(Extracted data entries)
□ □ □

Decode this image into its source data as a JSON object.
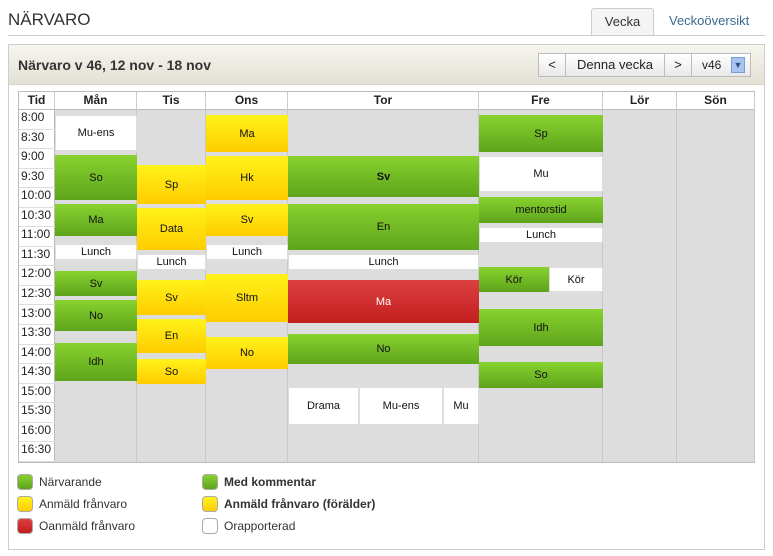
{
  "page": {
    "title": "NÄRVARO",
    "tabs": [
      "Vecka",
      "Veckoöversikt"
    ]
  },
  "panel": {
    "title": "Närvaro v 46, 12 nov - 18 nov",
    "prev": "<",
    "current": "Denna vecka",
    "next": ">",
    "week_select": "v46"
  },
  "colors": {
    "green": "#72bd24",
    "yellow": "#ffe010",
    "red": "#cc2a2a",
    "white": "#ffffff"
  },
  "grid": {
    "time_header": "Tid",
    "times": [
      "8:00",
      "8:30",
      "9:00",
      "9:30",
      "10:00",
      "10:30",
      "11:00",
      "11:30",
      "12:00",
      "12:30",
      "13:00",
      "13:30",
      "14:00",
      "14:30",
      "15:00",
      "15:30",
      "16:00",
      "16:30"
    ],
    "days": [
      {
        "name": "Mån",
        "events": [
          {
            "label": "Mu-ens",
            "status": "white"
          },
          {
            "label": "So",
            "status": "green"
          },
          {
            "label": "Ma",
            "status": "green"
          },
          {
            "label": "Lunch",
            "status": "white"
          },
          {
            "label": "Sv",
            "status": "green"
          },
          {
            "label": "No",
            "status": "green"
          },
          {
            "label": "Idh",
            "status": "green"
          }
        ]
      },
      {
        "name": "Tis",
        "events": [
          {
            "label": "Sp",
            "status": "yellow"
          },
          {
            "label": "Data",
            "status": "yellow"
          },
          {
            "label": "Lunch",
            "status": "white"
          },
          {
            "label": "Sv",
            "status": "yellow"
          },
          {
            "label": "En",
            "status": "yellow"
          },
          {
            "label": "So",
            "status": "yellow"
          }
        ]
      },
      {
        "name": "Ons",
        "events": [
          {
            "label": "Ma",
            "status": "yellow"
          },
          {
            "label": "Hk",
            "status": "yellow"
          },
          {
            "label": "Sv",
            "status": "yellow"
          },
          {
            "label": "Lunch",
            "status": "white"
          },
          {
            "label": "Sltm",
            "status": "yellow"
          },
          {
            "label": "No",
            "status": "yellow"
          }
        ]
      },
      {
        "name": "Tor",
        "events": [
          {
            "label": "Sv",
            "status": "green",
            "bold": true
          },
          {
            "label": "En",
            "status": "green"
          },
          {
            "label": "Lunch",
            "status": "white"
          },
          {
            "label": "Ma",
            "status": "red"
          },
          {
            "label": "No",
            "status": "green"
          },
          {
            "label": "Drama",
            "status": "white"
          },
          {
            "label": "Mu-ens",
            "status": "white"
          },
          {
            "label": "Mu",
            "status": "white"
          }
        ]
      },
      {
        "name": "Fre",
        "events": [
          {
            "label": "Sp",
            "status": "green"
          },
          {
            "label": "Mu",
            "status": "white"
          },
          {
            "label": "mentorstid",
            "status": "green"
          },
          {
            "label": "Lunch",
            "status": "white"
          },
          {
            "label": "Kör",
            "status": "green"
          },
          {
            "label": "Kör",
            "status": "white"
          },
          {
            "label": "Idh",
            "status": "green"
          },
          {
            "label": "So",
            "status": "green"
          }
        ]
      },
      {
        "name": "Lör",
        "events": []
      },
      {
        "name": "Sön",
        "events": []
      }
    ]
  },
  "legend": [
    {
      "label": "Närvarande",
      "color": "green"
    },
    {
      "label": "Anmäld frånvaro",
      "color": "yellow"
    },
    {
      "label": "Oanmäld frånvaro",
      "color": "red"
    },
    {
      "label": "Med kommentar",
      "color": "green",
      "bold": true
    },
    {
      "label": "Anmäld frånvaro (förälder)",
      "color": "yellow",
      "bold": true
    },
    {
      "label": "Orapporterad",
      "color": "white"
    }
  ]
}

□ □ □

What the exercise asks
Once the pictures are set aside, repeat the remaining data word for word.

Output for this exercise
Decode this image into its source data as a JSON object.
{
  "page": {
    "title": "NÄRVARO",
    "tabs": [
      "Vecka",
      "Veckoöversikt"
    ]
  },
  "panel": {
    "title": "Närvaro v 46, 12 nov - 18 nov",
    "prev": "<",
    "current": "Denna vecka",
    "next": ">",
    "week_select": "v46"
  },
  "colors": {
    "green": "#72bd24",
    "yellow": "#ffe010",
    "red": "#cc2a2a",
    "white": "#ffffff"
  },
  "grid": {
    "time_header": "Tid",
    "times": [
      "8:00",
      "8:30",
      "9:00",
      "9:30",
      "10:00",
      "10:30",
      "11:00",
      "11:30",
      "12:00",
      "12:30",
      "13:00",
      "13:30",
      "14:00",
      "14:30",
      "15:00",
      "15:30",
      "16:00",
      "16:30"
    ],
    "days": [
      {
        "name": "Mån",
        "events": [
          {
            "label": "Mu-ens",
            "status": "white"
          },
          {
            "label": "So",
            "status": "green"
          },
          {
            "label": "Ma",
            "status": "green"
          },
          {
            "label": "Lunch",
            "status": "white"
          },
          {
            "label": "Sv",
            "status": "green"
          },
          {
            "label": "No",
            "status": "green"
          },
          {
            "label": "Idh",
            "status": "green"
          }
        ]
      },
      {
        "name": "Tis",
        "events": [
          {
            "label": "Sp",
            "status": "yellow"
          },
          {
            "label": "Data",
            "status": "yellow"
          },
          {
            "label": "Lunch",
            "status": "white"
          },
          {
            "label": "Sv",
            "status": "yellow"
          },
          {
            "label": "En",
            "status": "yellow"
          },
          {
            "label": "So",
            "status": "yellow"
          }
        ]
      },
      {
        "name": "Ons",
        "events": [
          {
            "label": "Ma",
            "status": "yellow"
          },
          {
            "label": "Hk",
            "status": "yellow"
          },
          {
            "label": "Sv",
            "status": "yellow"
          },
          {
            "label": "Lunch",
            "status": "white"
          },
          {
            "label": "Sltm",
            "status": "yellow"
          },
          {
            "label": "No",
            "status": "yellow"
          }
        ]
      },
      {
        "name": "Tor",
        "events": [
          {
            "label": "Sv",
            "status": "green",
            "bold": true
          },
          {
            "label": "En",
            "status": "green"
          },
          {
            "label": "Lunch",
            "status": "white"
          },
          {
            "label": "Ma",
            "status": "red"
          },
          {
            "label": "No",
            "status": "green"
          },
          {
            "label": "Drama",
            "status": "white"
          },
          {
            "label": "Mu-ens",
            "status": "white"
          },
          {
            "label": "Mu",
            "status": "white"
          }
        ]
      },
      {
        "name": "Fre",
        "events": [
          {
            "label": "Sp",
            "status": "green"
          },
          {
            "label": "Mu",
            "status": "white"
          },
          {
            "label": "mentorstid",
            "status": "green"
          },
          {
            "label": "Lunch",
            "status": "white"
          },
          {
            "label": "Kör",
            "status": "green"
          },
          {
            "label": "Kör",
            "status": "white"
          },
          {
            "label": "Idh",
            "status": "green"
          },
          {
            "label": "So",
            "status": "green"
          }
        ]
      },
      {
        "name": "Lör",
        "events": []
      },
      {
        "name": "Sön",
        "events": []
      }
    ]
  },
  "legend": [
    {
      "label": "Närvarande",
      "color": "green"
    },
    {
      "label": "Anmäld frånvaro",
      "color": "yellow"
    },
    {
      "label": "Oanmäld frånvaro",
      "color": "red"
    },
    {
      "label": "Med kommentar",
      "color": "green",
      "bold": true
    },
    {
      "label": "Anmäld frånvaro (förälder)",
      "color": "yellow",
      "bold": true
    },
    {
      "label": "Orapporterad",
      "color": "white"
    }
  ]
}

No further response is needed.